The eagerly-awaited exemption for digitalised (robo) financial advice has moved another step closer with the Financial Markets Authority (FMA) seeking comments on a draft exemption and authorisation regime to permit personalised digital-advice in New Zealand.

Submissions are due by 15 December 2017 and the FMA intends to begin accepting applications for the authorisation to use the relief early next year.

As previously noted, we support this exemption as it should provide the opportunity of providing technology-based financial advice to help bridge the advice gap for the many New Zealanders who cannot, or do not wish to, pay for personalised financial advice.

The digital-advice exemption

The Financial Advisers (Personalised Digital Advice) Exemption Notice 2018 (the exemption) will permit financial adviser entities to provide personalised digital advice services to retail clients, provided they are approved and can meet the disclosure, procedural and record-keeping requirements.

The exemption will be limited to advisory services provided by approved providers that relate to certain eligible products.1 It will not have financial limits, because the FMA accepts, after receiving submissions, that these limits may be difficult to apply or may have unintended consequences.

Authorisation for the exemption

Providers who wish to rely on the exemption must be authorised by the FMA. As part of the authorisation process, the FMA will require:

  • good character – delivery of director and senior manager declarations covering a range of compliance topics.
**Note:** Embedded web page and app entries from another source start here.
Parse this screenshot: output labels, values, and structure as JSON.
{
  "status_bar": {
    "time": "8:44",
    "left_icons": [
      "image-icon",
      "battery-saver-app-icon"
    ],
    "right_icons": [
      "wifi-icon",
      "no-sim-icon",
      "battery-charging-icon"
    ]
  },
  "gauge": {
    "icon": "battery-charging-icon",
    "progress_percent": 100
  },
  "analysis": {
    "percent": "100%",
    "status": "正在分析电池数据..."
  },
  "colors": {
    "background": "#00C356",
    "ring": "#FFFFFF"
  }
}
For many licensed providers, this criterion will already have been met
  • capability – demonstration of expertise in the necessary technology and algorithms used, and the knowledge, skills and experience to oversee and review the advice generated
  • risk management processes – establishment of processes that monitor and test the digital advice service
  • information technology systems – the IT systems are secure, reliable and efficient, and risks are managed, including that there are cyber-resilience, and data and system security, controls to manage disruptive events and protect client data, and
  • client filtering processes – filtration out of certain people for whom the advice is not appropriate, or who want advice on areas outside the scope of the service provided.

Conditions of the exemption

Disclosure: providers will need to disclose the information listed in the exemption to each retail client before or at the same time as the client receives advice through the service, by:

  • explaining the nature and scope of the service – e.g. how it works, any limits and what products are available/considered
  • details of the fees for the service and other remuneration the provider receives
  • details of any interests or relationships that are reasonably likely to materially influence the provider when providing the services, and
  • how complaints are handled.

Disclosure does not need to be set out in a disclosure statement and the form and method of disclosure is not prescribed, creating space for innovative approaches.

Compliance with the code of professional conduct: where the provider must establish procedures to ensure that certain code standards are complied with, such as to:

  • put the interests of the client first and act with integrity
  • effectively manage conflicts of interests
  • behave professionally in all client dealings and ensure communications are clear, concise and effective, and
  • take reasonable steps to ensure the service is suitable for the client.

Record keeping: providers must keep written records to show how they comply with the exemption conditions and make these available to the FMA on request. This will include copies of the advice provided through the digital advice platform, the client information used to generate that advice, and the algorithms and software used by the digital advice service.

Notifying the FMA of a material change in circumstances: providers must notify the FMA within five working days of becoming aware of circumstances:

  • that would adversely affect their ability to provide the service effectively, or
  • where directors or senior managers become subject to criminal convictions, disciplinary proceedings, adverse findings by a court or dispute resolution scheme, bankruptcy or insolvency proceedings.

Providers must also comply with the conduct obligations in Part 2 of the Financial Advisers Act.


The FMA is encouraging providers developing innovative services to engage with them early in the design process and has established an internal innovation group for this purpose.

In our experience, the FMA has been very constructive when engaging with our clients on innovative FinTech products and services. Chapman Tripp is also pleased that the FMA had regard to our submissions and those of others in designing the digital advice exemption.



The eligible products indicated will be:

  • KiwiSaver schemes and other managed funds
  • bank term deposits and call debt, building society and credit union shares
  • listed equity securities; government bonds; listed debt
  • general insurance products, such as home, contents, and vehicle insurance
  • personal insurance products, such as life, health and income protection insurance, and
  • consumer credit contracts (including mortgages).

    But not:

  • non bank term deposits
  • other managed investment schemes (such as forestry partnerships or property syndications), or
  • any form of discretionary investment management service.

The information in this article is for informative purposes only and should not be relied on as legal advice. Please contact Chapman Tripp for advice tailored to your situation.